Isro Says Countdown for Sixth Navigational Satellite Launch ‘Progressing Normally’

Isro Says Countdown for Sixth Navigational Satellite Launch 'Progressing Normally'

Indian Space agency Isro’s sixth navigation satellite IRNSS-1F is all set to be launched on board trusted workhorse PSLV C32 Thursday at 4 pm.

The 54-and-half hour countdown began yesterday soon after the Mission Readiness Review Committee and Launch Authorisation Board cleared it and currently, it was “progressing normal”, Isro officials said.

Polar Satellite Launch Vehicle-C32 on its 34th mission would launch the IRNSS-1F, aimed at providing navigation accurately on par with the US-based Global Positioning System, from the Satish Dhawan Space Centre at the spaceport of Sriharikota about 110 km from Chennai.

Indian Space Research Organisation to provide independent regional navigation satellite system on par with GPS, had launched five navigation satellites under the Indian Regional Navigation Satellite System (IRNSS).

While four satellites would be sufficient to start operations of the IRNSS system, the remaining three would make it more “accurate and efficient”, an Isro official said.

“With the launch of four satellites, we were able to provide navigation for 18 hours. But after fifth launch we increased the capacity to 24 hours with an accuracy of 20 metres. The sixth IRNSS-1F and seventh launch (IRNSS-1G) will be accurate and more efficient,” an Isro official told PTI.

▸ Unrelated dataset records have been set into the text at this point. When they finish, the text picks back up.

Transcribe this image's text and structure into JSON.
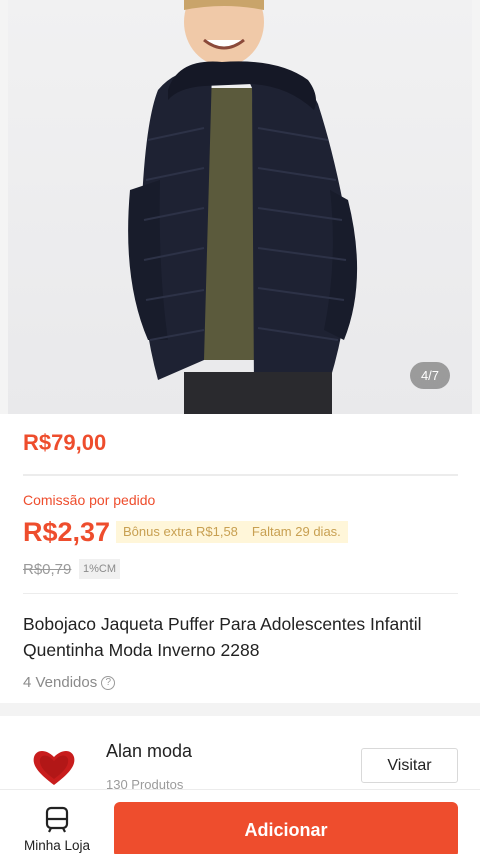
{
  "product": {
    "image_counter": "4/7",
    "price": "R$79,00",
    "commission_label": "Comissão por pedido",
    "commission_value": "R$2,37",
    "bonus_text": "Bônus extra R$1,58",
    "bonus_deadline": "Faltam 29 dias.",
    "old_commission": "R$0,79",
    "cm_tag": "1%CM",
    "title": "Bobojaco Jaqueta Puffer Para Adolescentes Infantil Quentinha Moda Inverno   2288",
    "sold": "4 Vendidos",
    "sold_info_icon": "info-icon"
  },
  "shop": {
    "name": "Alan moda",
    "subtitle": "130 Produtos",
    "visit_label": "Visitar",
    "logo_icon": "heart-logo"
  },
  "bottombar": {
    "store_label": "Minha Loja",
    "store_icon": "store-icon",
    "add_label": "Adicionar"
  },
  "colors": {
    "accent": "#ee4d2d",
    "bonus_bg": "#fff6d9",
    "bonus_text": "#c8a052"
  }
}
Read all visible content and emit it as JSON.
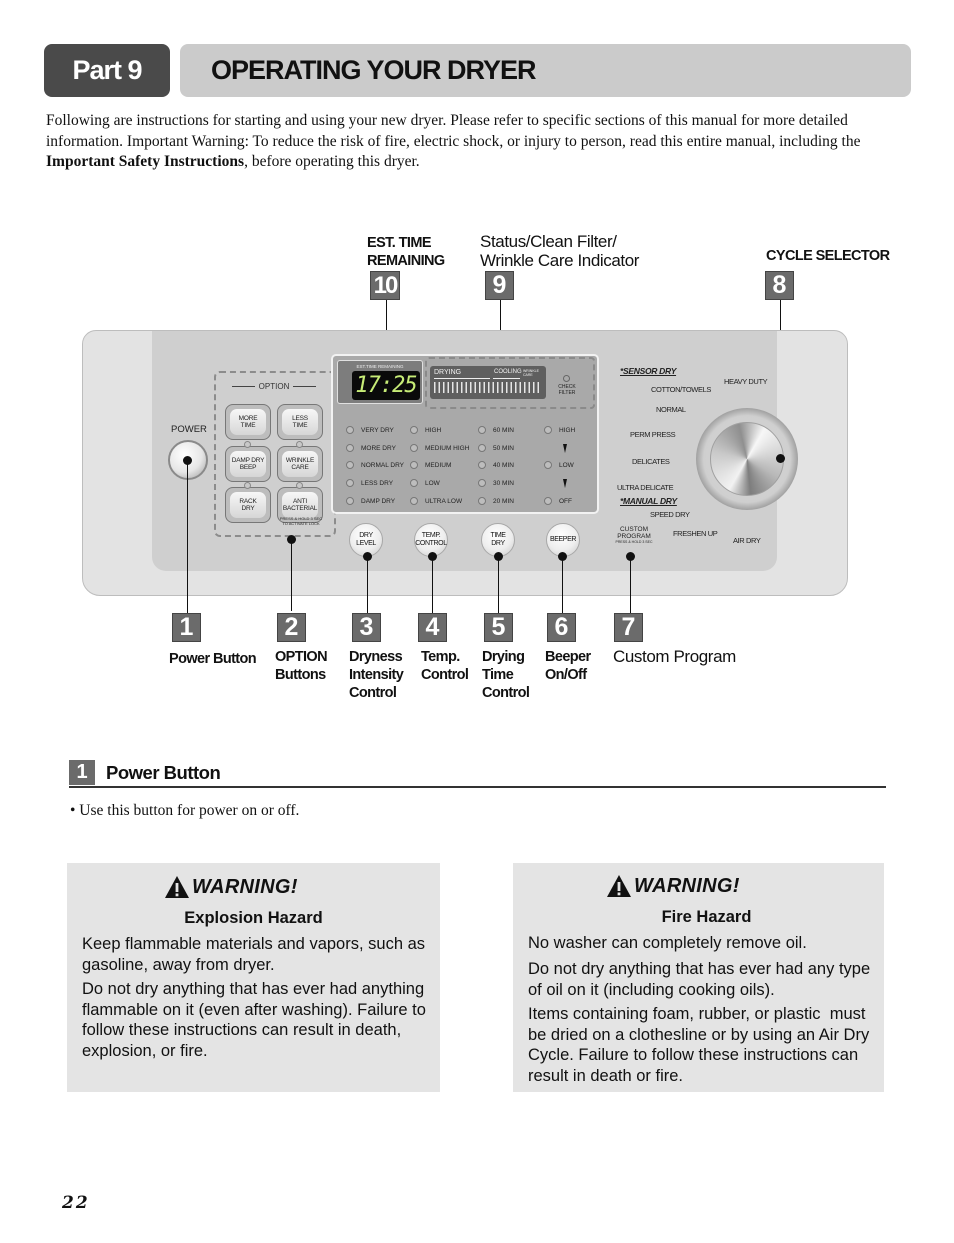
{
  "header": {
    "part_label": "Part 9",
    "title": "OPERATING YOUR DRYER"
  },
  "intro": {
    "before_bold": "Following are instructions for starting and using your new dryer.  Please refer to specific sections of this manual for more detailed information.  Important Warning:  To reduce the risk of fire, electric shock, or injury to person, read this entire manual, including the ",
    "bold": "Important Safety Instructions",
    "after_bold": ", before operating this dryer."
  },
  "top_callouts": [
    {
      "number": "10",
      "label_line1": "EST. TIME",
      "label_line2": "REMAINING"
    },
    {
      "number": "9",
      "label_line1": "Status/Clean Filter/",
      "label_line2": "Wrinkle Care Indicator"
    },
    {
      "number": "8",
      "label_line1": "CYCLE SELECTOR",
      "label_line2": ""
    }
  ],
  "bottom_callouts": [
    {
      "number": "1",
      "lines": [
        "Power Button"
      ]
    },
    {
      "number": "2",
      "lines": [
        "OPTION",
        "Buttons"
      ]
    },
    {
      "number": "3",
      "lines": [
        "Dryness",
        "Intensity",
        "Control"
      ]
    },
    {
      "number": "4",
      "lines": [
        "Temp.",
        "Control"
      ]
    },
    {
      "number": "5",
      "lines": [
        "Drying",
        "Time",
        "Control"
      ]
    },
    {
      "number": "6",
      "lines": [
        "Beeper",
        "On/Off"
      ]
    },
    {
      "number": "7",
      "lines": [
        "Custom Program"
      ]
    }
  ],
  "panel": {
    "power_label": "POWER",
    "option_title": "OPTION",
    "option_buttons": [
      {
        "line1": "MORE",
        "line2": "TIME"
      },
      {
        "line1": "LESS",
        "line2": "TIME"
      },
      {
        "line1": "DAMP DRY",
        "line2": "BEEP"
      },
      {
        "line1": "WRINKLE",
        "line2": "CARE"
      },
      {
        "line1": "RACK",
        "line2": "DRY"
      },
      {
        "line1": "ANTI",
        "line2": "BACTERIAL"
      }
    ],
    "hold_note": "PRESS & HOLD 3 SEC TO ACTIVATE LOCK",
    "display": {
      "time_caption": "EST.TIME REMAINING",
      "time_value": "17:25",
      "status_drying": "DRYING",
      "status_cooling": "COOLING",
      "status_wrinkle": "WRINKLE CARE",
      "check_filter": "CHECK FILTER"
    },
    "dry_level": [
      "VERY DRY",
      "MORE DRY",
      "NORMAL DRY",
      "LESS DRY",
      "DAMP DRY"
    ],
    "temp": [
      "HIGH",
      "MEDIUM HIGH",
      "MEDIUM",
      "LOW",
      "ULTRA LOW"
    ],
    "time": [
      "60 MIN",
      "50 MIN",
      "40 MIN",
      "30 MIN",
      "20 MIN"
    ],
    "beeper": [
      "HIGH",
      "LOW",
      "OFF"
    ],
    "round_buttons": [
      {
        "line1": "DRY",
        "line2": "LEVEL"
      },
      {
        "line1": "TEMP.",
        "line2": "CONTROL"
      },
      {
        "line1": "TIME",
        "line2": "DRY"
      },
      {
        "line1": "BEEPER",
        "line2": ""
      }
    ],
    "custom_program": {
      "line1": "CUSTOM",
      "line2": "PROGRAM",
      "note": "PRESS & HOLD 3 SEC"
    },
    "cycle": {
      "sensor_head": "*SENSOR DRY",
      "manual_head": "*MANUAL DRY",
      "items": [
        "HEAVY DUTY",
        "COTTON/TOWELS",
        "NORMAL",
        "PERM PRESS",
        "DELICATES",
        "ULTRA DELICATE",
        "SPEED DRY",
        "FRESHEN UP",
        "AIR DRY"
      ]
    }
  },
  "section": {
    "number": "1",
    "title": "Power Button",
    "bullet": "• Use this button for power on or off."
  },
  "warnings": [
    {
      "heading": "WARNING!",
      "subheading": "Explosion Hazard",
      "paragraphs": [
        "Keep flammable materials and vapors, such as gasoline, away from dryer.",
        "Do not dry anything that has ever had anything flammable on it (even after washing). Failure to follow these instructions can result in death, explosion, or fire."
      ]
    },
    {
      "heading": "WARNING!",
      "subheading": "Fire Hazard",
      "paragraphs": [
        "No washer can completely remove oil.",
        "Do not dry anything that has ever had any type of oil on it (including cooking oils).",
        "Items containing foam, rubber, or plastic  must be dried on a clothesline or by using an Air Dry Cycle. Failure to follow these instructions can result in death or fire."
      ]
    }
  ],
  "page_number": "22"
}
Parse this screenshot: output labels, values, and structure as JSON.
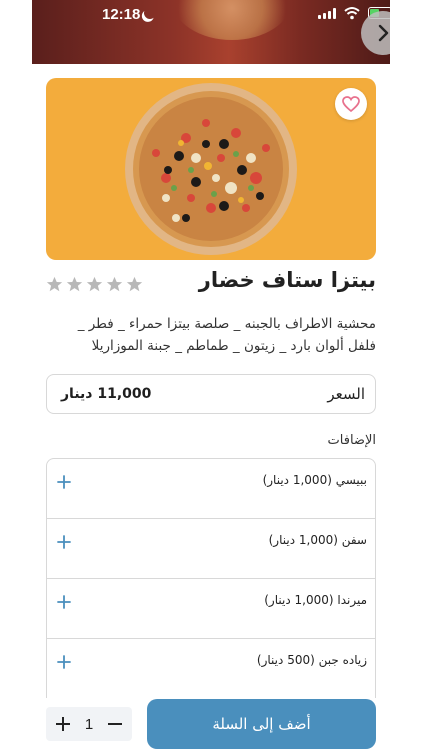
{
  "status_bar": {
    "time": "12:18"
  },
  "product": {
    "title": "بيتزا ستاف خضار",
    "description": "محشية الاطراف بالجبنه _ صلصة بيتزا حمراء _ فطر _ فلفل ألوان بارد _ زيتون _ طماطم _ جبنة الموزاريلا",
    "rating": 0,
    "rating_max": 5
  },
  "price": {
    "label": "السعر",
    "value": "11,000 دينار"
  },
  "addons": {
    "heading": "الإضافات",
    "items": [
      {
        "label": "ببيسي (1,000 دينار)"
      },
      {
        "label": "سفن (1,000 دينار)"
      },
      {
        "label": "ميرندا (1,000 دينار)"
      },
      {
        "label": "زياده جبن (500 دينار)"
      }
    ]
  },
  "cart": {
    "quantity": "1",
    "add_label": "أضف إلى السلة"
  },
  "colors": {
    "accent": "#4a8fbd",
    "image_bg": "#f3ac3c",
    "star": "#b8b8b8",
    "heart": "#e8718d"
  },
  "icons": {
    "back": "chevron-right-icon",
    "favorite": "heart-icon",
    "add": "plus-icon",
    "star": "star-icon"
  }
}
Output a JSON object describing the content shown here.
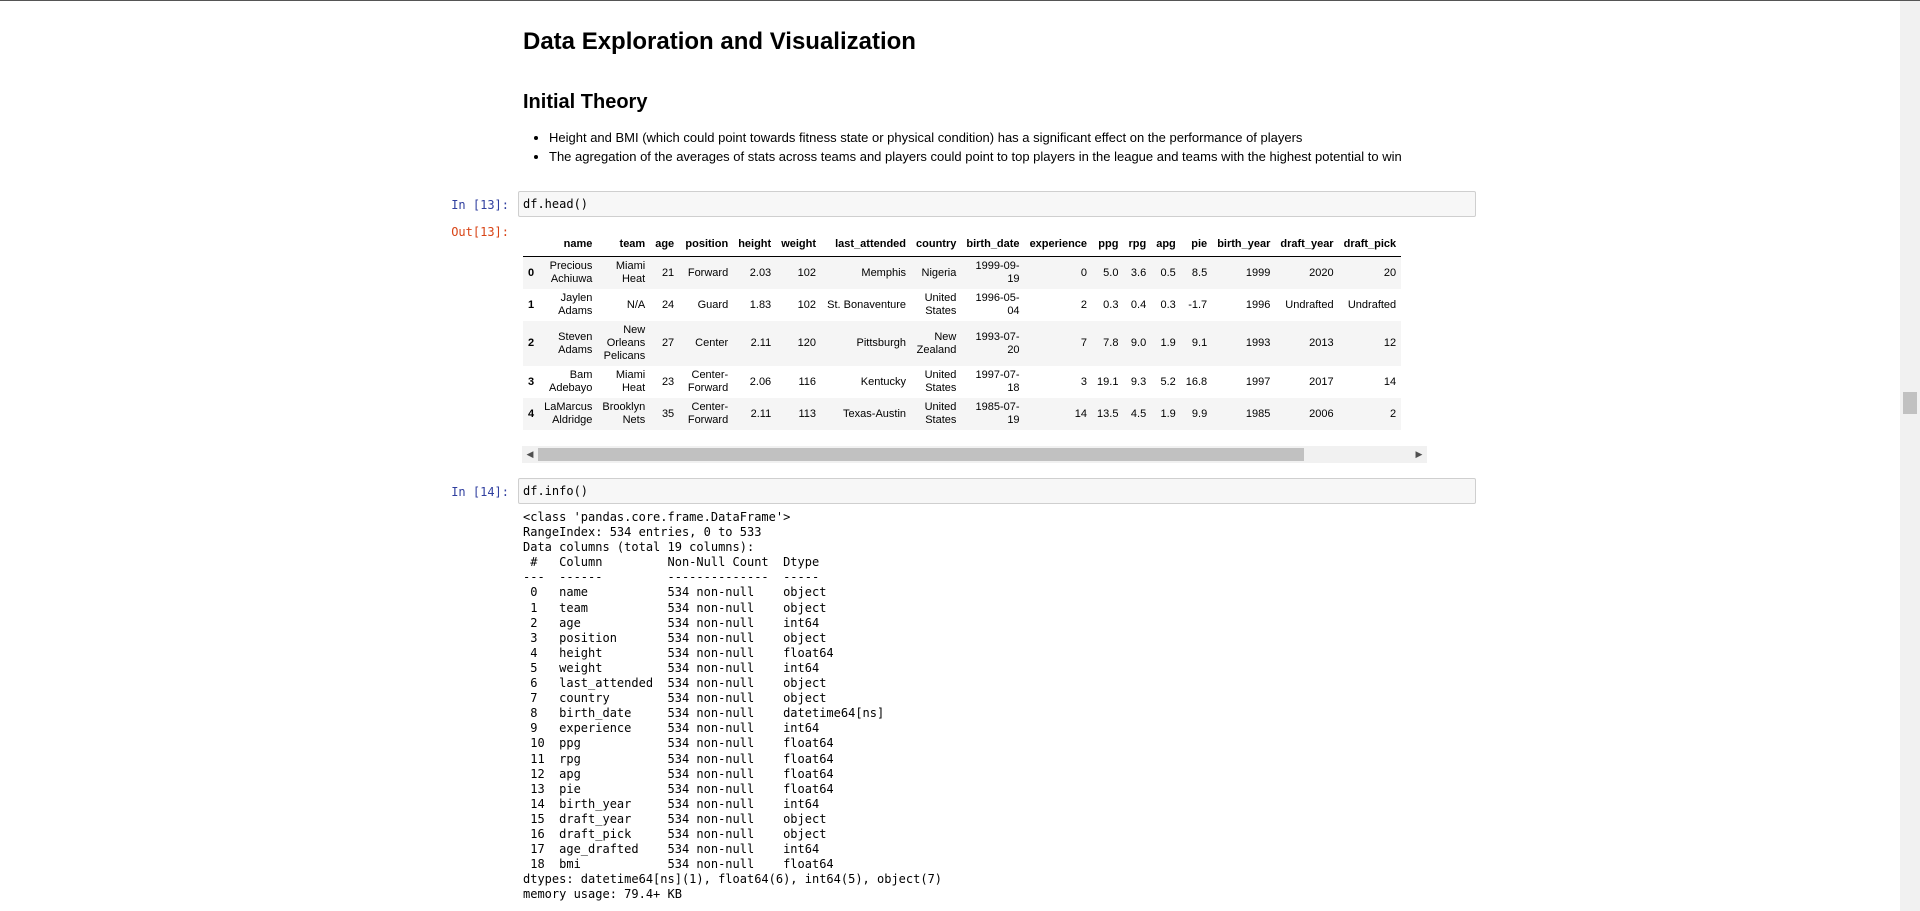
{
  "markdown": {
    "title": "Data Exploration and Visualization",
    "subtitle": "Initial Theory",
    "bullets": [
      "Height and BMI (which could point towards fitness state or physical condition) has a significant effect on the performance of players",
      "The agregation of the averages of stats across teams and players could point to top players in the league and teams with the highest potential to win"
    ]
  },
  "cells": [
    {
      "in_prompt": "In [13]:",
      "code": "df.head()",
      "out_prompt": "Out[13]:"
    },
    {
      "in_prompt": "In [14]:",
      "code": "df.info()"
    }
  ],
  "dataframe": {
    "columns": [
      "",
      "name",
      "team",
      "age",
      "position",
      "height",
      "weight",
      "last_attended",
      "country",
      "birth_date",
      "experience",
      "ppg",
      "rpg",
      "apg",
      "pie",
      "birth_year",
      "draft_year",
      "draft_pick"
    ],
    "rows": [
      [
        "0",
        "Precious Achiuwa",
        "Miami Heat",
        "21",
        "Forward",
        "2.03",
        "102",
        "Memphis",
        "Nigeria",
        "1999-09-19",
        "0",
        "5.0",
        "3.6",
        "0.5",
        "8.5",
        "1999",
        "2020",
        "20"
      ],
      [
        "1",
        "Jaylen Adams",
        "N/A",
        "24",
        "Guard",
        "1.83",
        "102",
        "St. Bonaventure",
        "United States",
        "1996-05-04",
        "2",
        "0.3",
        "0.4",
        "0.3",
        "-1.7",
        "1996",
        "Undrafted",
        "Undrafted"
      ],
      [
        "2",
        "Steven Adams",
        "New Orleans Pelicans",
        "27",
        "Center",
        "2.11",
        "120",
        "Pittsburgh",
        "New Zealand",
        "1993-07-20",
        "7",
        "7.8",
        "9.0",
        "1.9",
        "9.1",
        "1993",
        "2013",
        "12"
      ],
      [
        "3",
        "Bam Adebayo",
        "Miami Heat",
        "23",
        "Center-Forward",
        "2.06",
        "116",
        "Kentucky",
        "United States",
        "1997-07-18",
        "3",
        "19.1",
        "9.3",
        "5.2",
        "16.8",
        "1997",
        "2017",
        "14"
      ],
      [
        "4",
        "LaMarcus Aldridge",
        "Brooklyn Nets",
        "35",
        "Center-Forward",
        "2.11",
        "113",
        "Texas-Austin",
        "United States",
        "1985-07-19",
        "14",
        "13.5",
        "4.5",
        "1.9",
        "9.9",
        "1985",
        "2006",
        "2"
      ]
    ]
  },
  "info_output": "<class 'pandas.core.frame.DataFrame'>\nRangeIndex: 534 entries, 0 to 533\nData columns (total 19 columns):\n #   Column         Non-Null Count  Dtype\n---  ------         --------------  -----\n 0   name           534 non-null    object\n 1   team           534 non-null    object\n 2   age            534 non-null    int64\n 3   position       534 non-null    object\n 4   height         534 non-null    float64\n 5   weight         534 non-null    int64\n 6   last_attended  534 non-null    object\n 7   country        534 non-null    object\n 8   birth_date     534 non-null    datetime64[ns]\n 9   experience     534 non-null    int64\n 10  ppg            534 non-null    float64\n 11  rpg            534 non-null    float64\n 12  apg            534 non-null    float64\n 13  pie            534 non-null    float64\n 14  birth_year     534 non-null    int64\n 15  draft_year     534 non-null    object\n 16  draft_pick     534 non-null    object\n 17  age_drafted    534 non-null    int64\n 18  bmi            534 non-null    float64\ndtypes: datetime64[ns](1), float64(6), int64(5), object(7)\nmemory usage: 79.4+ KB",
  "icons": {
    "scroll_left": "◀",
    "scroll_right": "▶"
  }
}
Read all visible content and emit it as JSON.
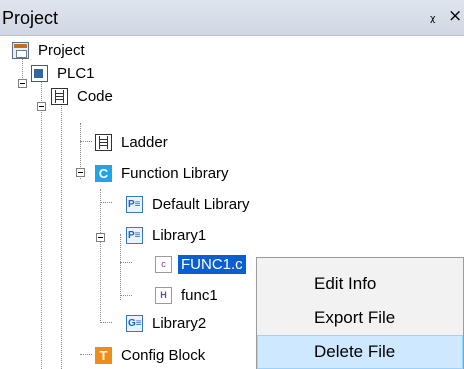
{
  "panel": {
    "title": "Project",
    "pin_glyph": "Ԅ",
    "close_glyph": "×"
  },
  "tree": {
    "project": "Project",
    "plc": "PLC1",
    "code": "Code",
    "ladder": "Ladder",
    "function_library": "Function Library",
    "default_library": "Default Library",
    "library1": "Library1",
    "func1_c": "FUNC1.c",
    "func1_h": "func1",
    "library2": "Library2",
    "config_block": "Config Block",
    "icons": {
      "c": "C",
      "p": "P≡",
      "g": "G≡",
      "file_c": "c",
      "file_h": "H",
      "t": "T"
    }
  },
  "context_menu": {
    "items": [
      "Edit Info",
      "Export File",
      "Delete File"
    ],
    "hover_index": 2,
    "hover_bg": "#cde8ff"
  }
}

The five satellites already launched are IRNSS-1A on July 1, 2013, IRNSS-1B on April 4, 2014, IRNSS-1C on October 16, 2014, IRNSS-1D on March 28, 2015 and IRNSS-1E on January 20, 2016.

Isro scientists plan to put all seven navigation satellites into orbit by March 2016. The last in the series is expected to be launched by month end.

For the IRNSS-1F launch, scientists have used the “XL” variant used in previous launches of IRNSS satellites, given its capacity to carry load.

Similar occasions where rocket with XL configuration were used were during launch of Chandrayaan-1, Mars Orbiter Mission, ASTROSAT besides the five IRNSS satellites.

Along with the navigation payload and ranging payload, the satellite also carries a “highly accurate Rubidium atomic clock” with it. The payload will transmit navigation service signals to the users.

The 44.4 metre tall IRNSS-1F has a liftoff mass of 1,425 kg and would be launched in sub-Geosynchronous Transfer Orbit (sub GTO). It has a 12 year mission life.